++++ Source records
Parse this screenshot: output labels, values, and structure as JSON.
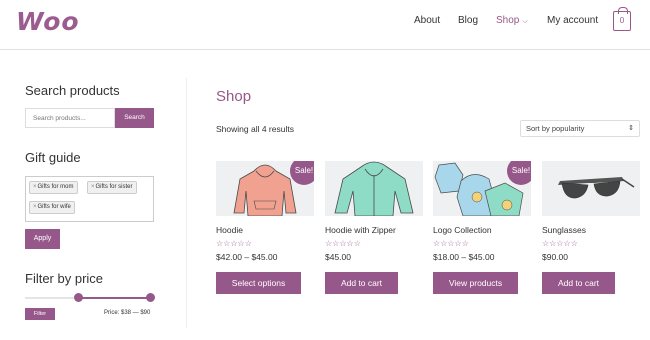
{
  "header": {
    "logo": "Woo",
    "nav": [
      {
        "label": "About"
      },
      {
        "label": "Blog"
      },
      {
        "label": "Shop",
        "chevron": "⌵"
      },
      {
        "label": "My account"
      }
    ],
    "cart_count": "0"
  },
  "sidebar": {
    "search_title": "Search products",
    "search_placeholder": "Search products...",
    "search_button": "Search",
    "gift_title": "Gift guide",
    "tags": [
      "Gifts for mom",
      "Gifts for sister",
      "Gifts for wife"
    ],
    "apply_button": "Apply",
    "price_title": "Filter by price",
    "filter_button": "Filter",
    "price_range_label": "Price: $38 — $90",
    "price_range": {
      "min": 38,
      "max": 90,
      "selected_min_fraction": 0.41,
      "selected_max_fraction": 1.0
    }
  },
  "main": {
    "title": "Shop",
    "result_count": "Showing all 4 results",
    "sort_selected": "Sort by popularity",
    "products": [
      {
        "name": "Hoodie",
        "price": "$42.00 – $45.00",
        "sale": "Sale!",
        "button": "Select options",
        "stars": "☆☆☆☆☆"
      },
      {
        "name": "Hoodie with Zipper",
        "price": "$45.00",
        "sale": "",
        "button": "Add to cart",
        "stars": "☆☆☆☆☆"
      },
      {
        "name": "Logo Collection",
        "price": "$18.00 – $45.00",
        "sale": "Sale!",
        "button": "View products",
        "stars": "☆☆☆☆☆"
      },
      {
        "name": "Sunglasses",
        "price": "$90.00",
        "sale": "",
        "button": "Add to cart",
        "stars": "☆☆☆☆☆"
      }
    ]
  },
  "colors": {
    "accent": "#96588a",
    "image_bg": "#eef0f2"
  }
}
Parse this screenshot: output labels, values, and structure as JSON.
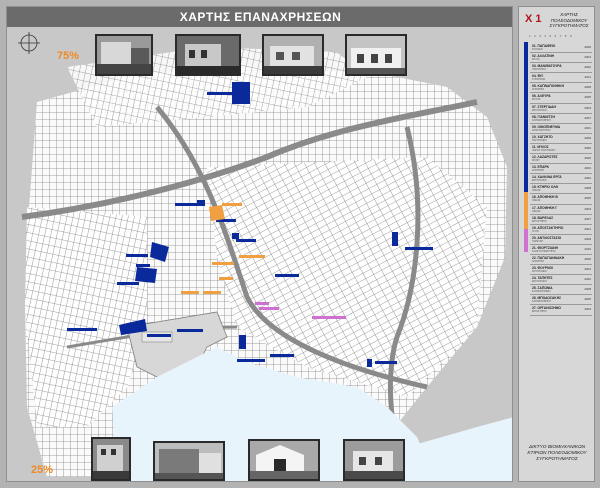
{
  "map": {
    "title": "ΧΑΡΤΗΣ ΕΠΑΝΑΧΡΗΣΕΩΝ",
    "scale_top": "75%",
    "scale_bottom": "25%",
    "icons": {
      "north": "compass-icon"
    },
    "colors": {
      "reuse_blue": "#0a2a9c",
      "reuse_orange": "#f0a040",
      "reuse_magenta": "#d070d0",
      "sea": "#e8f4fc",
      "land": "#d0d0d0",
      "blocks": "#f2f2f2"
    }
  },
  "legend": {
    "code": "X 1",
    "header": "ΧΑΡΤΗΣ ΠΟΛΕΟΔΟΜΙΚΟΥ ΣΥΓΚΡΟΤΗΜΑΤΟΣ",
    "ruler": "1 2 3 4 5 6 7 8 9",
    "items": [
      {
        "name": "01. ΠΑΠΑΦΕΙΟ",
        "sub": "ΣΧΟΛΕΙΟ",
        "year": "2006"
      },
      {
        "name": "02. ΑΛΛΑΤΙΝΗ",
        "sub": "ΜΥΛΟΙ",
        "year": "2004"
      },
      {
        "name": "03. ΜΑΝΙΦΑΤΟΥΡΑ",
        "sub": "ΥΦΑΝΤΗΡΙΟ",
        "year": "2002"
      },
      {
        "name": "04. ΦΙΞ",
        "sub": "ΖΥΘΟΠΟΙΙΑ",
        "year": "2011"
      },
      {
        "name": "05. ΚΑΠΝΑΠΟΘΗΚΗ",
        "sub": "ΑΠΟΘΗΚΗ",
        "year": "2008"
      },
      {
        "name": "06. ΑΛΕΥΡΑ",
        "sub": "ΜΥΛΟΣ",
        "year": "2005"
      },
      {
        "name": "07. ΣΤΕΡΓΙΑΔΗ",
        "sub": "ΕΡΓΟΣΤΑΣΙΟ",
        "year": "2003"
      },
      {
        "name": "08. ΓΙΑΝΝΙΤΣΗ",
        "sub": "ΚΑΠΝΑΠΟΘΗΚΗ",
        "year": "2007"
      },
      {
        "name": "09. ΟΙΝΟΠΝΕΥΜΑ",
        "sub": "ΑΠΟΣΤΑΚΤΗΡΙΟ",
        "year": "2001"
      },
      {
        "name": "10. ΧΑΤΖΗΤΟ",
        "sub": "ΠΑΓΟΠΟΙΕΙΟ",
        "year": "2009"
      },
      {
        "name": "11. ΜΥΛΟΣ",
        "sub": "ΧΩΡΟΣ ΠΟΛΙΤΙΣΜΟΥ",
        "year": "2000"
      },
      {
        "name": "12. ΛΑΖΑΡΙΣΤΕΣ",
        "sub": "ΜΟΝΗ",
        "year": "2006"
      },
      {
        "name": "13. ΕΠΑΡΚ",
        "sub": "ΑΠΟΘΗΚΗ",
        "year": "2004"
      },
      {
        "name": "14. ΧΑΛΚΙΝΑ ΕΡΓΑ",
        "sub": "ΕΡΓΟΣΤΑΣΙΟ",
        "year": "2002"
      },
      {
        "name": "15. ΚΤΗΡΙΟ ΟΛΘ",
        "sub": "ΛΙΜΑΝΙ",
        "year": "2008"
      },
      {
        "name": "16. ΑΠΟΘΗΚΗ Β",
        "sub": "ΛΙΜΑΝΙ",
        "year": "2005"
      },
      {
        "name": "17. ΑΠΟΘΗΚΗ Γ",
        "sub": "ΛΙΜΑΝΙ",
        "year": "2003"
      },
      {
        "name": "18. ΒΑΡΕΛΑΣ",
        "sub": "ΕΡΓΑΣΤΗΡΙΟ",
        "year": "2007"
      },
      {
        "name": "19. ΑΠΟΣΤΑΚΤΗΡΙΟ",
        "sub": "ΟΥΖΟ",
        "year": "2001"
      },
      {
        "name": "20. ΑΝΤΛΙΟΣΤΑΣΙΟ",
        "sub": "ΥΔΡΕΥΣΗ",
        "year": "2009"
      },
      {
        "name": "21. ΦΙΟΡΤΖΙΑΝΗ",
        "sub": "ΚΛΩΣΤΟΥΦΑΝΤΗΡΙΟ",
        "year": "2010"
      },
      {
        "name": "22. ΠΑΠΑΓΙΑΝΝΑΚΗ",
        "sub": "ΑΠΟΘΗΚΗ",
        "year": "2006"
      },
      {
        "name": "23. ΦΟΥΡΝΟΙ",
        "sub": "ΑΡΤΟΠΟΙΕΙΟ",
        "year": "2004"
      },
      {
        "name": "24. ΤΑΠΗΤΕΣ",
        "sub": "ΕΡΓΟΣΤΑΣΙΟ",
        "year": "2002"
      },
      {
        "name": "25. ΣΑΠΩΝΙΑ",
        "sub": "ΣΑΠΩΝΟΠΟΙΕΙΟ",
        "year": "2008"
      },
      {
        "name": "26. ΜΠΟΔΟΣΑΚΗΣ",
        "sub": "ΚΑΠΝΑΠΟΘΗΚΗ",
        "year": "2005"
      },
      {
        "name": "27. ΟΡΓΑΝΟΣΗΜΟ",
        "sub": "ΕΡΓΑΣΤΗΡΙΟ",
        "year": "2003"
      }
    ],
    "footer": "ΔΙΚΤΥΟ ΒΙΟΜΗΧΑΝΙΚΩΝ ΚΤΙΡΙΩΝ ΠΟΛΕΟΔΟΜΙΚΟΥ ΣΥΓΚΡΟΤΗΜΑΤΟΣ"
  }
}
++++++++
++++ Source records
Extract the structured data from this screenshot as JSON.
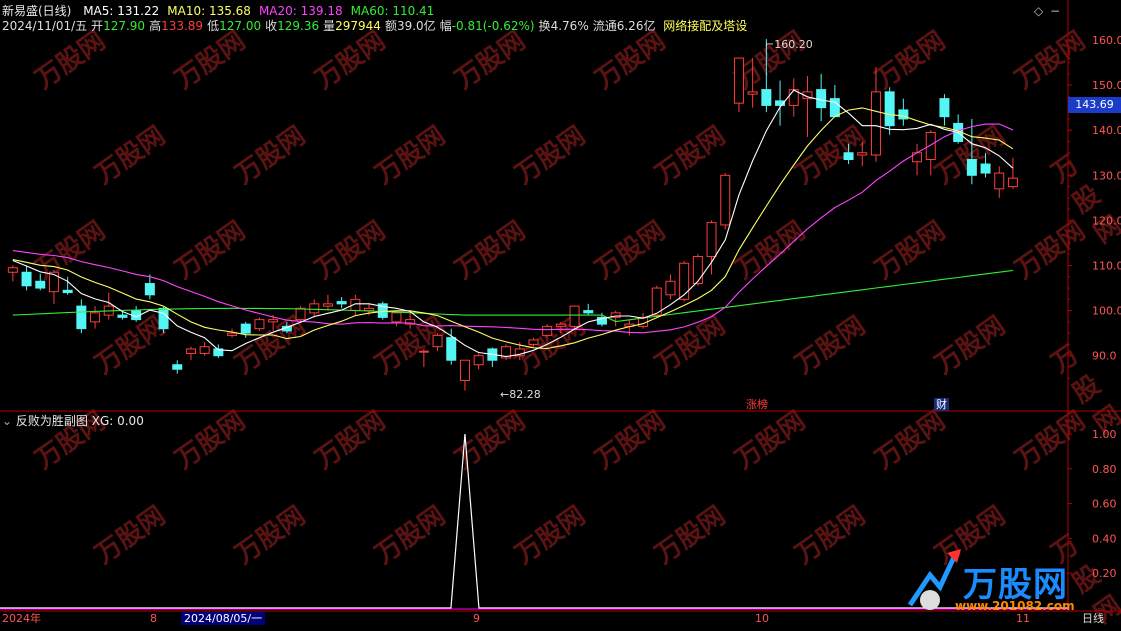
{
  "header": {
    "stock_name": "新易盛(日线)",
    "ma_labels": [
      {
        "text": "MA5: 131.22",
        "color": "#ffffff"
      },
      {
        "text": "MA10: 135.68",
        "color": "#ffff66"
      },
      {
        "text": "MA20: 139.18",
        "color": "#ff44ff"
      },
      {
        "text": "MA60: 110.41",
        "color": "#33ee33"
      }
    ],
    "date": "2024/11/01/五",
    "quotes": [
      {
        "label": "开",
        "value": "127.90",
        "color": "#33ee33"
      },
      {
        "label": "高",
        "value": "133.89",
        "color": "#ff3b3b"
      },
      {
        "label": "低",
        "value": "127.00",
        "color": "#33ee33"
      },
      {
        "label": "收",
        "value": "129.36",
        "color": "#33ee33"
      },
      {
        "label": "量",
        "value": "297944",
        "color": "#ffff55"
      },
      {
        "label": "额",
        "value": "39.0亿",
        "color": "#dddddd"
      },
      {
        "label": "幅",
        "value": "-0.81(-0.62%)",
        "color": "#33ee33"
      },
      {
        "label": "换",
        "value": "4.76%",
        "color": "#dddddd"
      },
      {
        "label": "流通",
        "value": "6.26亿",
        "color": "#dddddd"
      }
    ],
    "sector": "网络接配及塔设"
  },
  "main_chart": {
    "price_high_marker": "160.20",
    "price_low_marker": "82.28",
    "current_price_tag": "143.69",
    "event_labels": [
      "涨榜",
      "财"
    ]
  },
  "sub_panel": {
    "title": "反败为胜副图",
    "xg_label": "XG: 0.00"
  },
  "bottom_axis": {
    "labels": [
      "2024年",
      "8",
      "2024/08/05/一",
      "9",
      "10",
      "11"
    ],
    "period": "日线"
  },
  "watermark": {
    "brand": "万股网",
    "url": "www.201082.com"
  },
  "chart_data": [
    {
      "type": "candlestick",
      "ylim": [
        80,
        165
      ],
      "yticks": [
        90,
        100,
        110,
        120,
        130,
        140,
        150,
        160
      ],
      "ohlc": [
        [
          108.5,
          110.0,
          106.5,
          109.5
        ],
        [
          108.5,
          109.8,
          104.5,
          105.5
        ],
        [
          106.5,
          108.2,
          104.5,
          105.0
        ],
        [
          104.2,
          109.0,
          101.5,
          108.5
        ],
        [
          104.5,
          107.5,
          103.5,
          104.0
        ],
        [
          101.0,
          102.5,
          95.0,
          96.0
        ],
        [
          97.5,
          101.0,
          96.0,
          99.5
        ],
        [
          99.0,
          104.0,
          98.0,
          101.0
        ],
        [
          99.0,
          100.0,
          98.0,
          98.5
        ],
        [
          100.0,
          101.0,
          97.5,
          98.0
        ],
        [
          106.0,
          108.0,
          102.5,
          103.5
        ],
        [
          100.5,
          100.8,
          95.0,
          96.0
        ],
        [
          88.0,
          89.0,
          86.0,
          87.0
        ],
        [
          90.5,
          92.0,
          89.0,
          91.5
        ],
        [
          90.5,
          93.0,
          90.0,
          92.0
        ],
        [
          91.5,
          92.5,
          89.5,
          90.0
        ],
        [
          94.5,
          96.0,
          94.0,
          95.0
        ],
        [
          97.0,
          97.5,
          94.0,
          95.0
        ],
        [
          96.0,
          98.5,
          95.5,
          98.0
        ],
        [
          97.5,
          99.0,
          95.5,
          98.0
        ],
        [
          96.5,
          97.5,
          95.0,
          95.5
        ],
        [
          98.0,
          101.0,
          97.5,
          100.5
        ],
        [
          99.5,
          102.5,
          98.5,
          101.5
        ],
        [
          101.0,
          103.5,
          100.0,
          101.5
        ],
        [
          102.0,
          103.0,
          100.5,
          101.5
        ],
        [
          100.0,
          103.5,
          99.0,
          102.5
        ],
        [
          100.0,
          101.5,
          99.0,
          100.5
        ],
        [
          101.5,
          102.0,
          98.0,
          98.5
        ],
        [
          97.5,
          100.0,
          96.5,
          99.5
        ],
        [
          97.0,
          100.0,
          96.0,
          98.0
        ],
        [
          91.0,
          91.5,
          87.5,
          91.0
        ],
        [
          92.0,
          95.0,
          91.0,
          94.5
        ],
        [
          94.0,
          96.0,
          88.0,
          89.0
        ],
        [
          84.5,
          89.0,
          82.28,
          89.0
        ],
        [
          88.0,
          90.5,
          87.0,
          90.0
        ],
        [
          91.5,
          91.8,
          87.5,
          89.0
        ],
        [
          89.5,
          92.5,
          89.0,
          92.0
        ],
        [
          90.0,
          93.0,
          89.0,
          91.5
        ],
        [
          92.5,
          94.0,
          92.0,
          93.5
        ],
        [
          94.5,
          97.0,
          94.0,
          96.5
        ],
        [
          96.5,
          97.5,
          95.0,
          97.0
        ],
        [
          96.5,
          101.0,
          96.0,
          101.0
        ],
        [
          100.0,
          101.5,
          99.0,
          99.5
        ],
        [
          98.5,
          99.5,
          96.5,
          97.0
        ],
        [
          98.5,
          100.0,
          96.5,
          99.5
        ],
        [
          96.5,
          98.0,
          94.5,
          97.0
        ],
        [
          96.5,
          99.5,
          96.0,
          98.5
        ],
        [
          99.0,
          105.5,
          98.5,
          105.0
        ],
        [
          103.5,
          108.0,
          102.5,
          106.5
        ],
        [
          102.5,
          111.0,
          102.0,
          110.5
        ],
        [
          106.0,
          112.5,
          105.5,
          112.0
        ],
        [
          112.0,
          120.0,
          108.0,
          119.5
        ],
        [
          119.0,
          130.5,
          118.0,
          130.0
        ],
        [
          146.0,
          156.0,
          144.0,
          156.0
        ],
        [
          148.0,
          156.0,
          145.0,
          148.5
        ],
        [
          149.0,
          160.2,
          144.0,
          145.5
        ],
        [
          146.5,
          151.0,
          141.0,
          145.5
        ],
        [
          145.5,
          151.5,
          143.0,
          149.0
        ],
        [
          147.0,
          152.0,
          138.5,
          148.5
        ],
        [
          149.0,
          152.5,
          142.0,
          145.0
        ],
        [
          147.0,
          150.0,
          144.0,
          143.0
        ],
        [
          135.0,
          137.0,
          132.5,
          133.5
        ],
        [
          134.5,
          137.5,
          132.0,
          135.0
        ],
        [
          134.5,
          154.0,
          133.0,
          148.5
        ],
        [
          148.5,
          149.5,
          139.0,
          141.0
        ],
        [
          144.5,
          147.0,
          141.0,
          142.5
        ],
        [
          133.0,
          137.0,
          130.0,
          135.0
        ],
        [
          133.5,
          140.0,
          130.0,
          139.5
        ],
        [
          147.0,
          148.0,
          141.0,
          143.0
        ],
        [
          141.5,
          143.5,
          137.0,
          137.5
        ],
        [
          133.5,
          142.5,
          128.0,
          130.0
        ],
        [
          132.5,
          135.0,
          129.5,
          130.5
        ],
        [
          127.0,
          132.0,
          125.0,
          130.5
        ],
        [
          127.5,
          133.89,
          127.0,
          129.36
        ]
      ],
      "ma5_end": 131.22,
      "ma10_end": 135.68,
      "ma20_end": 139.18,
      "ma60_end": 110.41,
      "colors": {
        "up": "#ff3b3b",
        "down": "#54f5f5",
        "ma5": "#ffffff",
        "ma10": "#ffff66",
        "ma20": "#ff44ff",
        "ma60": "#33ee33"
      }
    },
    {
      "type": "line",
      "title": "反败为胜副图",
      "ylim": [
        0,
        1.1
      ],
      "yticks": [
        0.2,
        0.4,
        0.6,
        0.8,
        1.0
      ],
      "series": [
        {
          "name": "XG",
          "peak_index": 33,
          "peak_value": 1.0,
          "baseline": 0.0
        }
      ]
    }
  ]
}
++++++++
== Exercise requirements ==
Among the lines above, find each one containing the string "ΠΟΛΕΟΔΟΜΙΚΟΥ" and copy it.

== Result for this exercise ==
    "header": "ΧΑΡΤΗΣ ΠΟΛΕΟΔΟΜΙΚΟΥ ΣΥΓΚΡΟΤΗΜΑΤΟΣ",
    "footer": "ΔΙΚΤΥΟ ΒΙΟΜΗΧΑΝΙΚΩΝ ΚΤΙΡΙΩΝ ΠΟΛΕΟΔΟΜΙΚΟΥ ΣΥΓΚΡΟΤΗΜΑΤΟΣ"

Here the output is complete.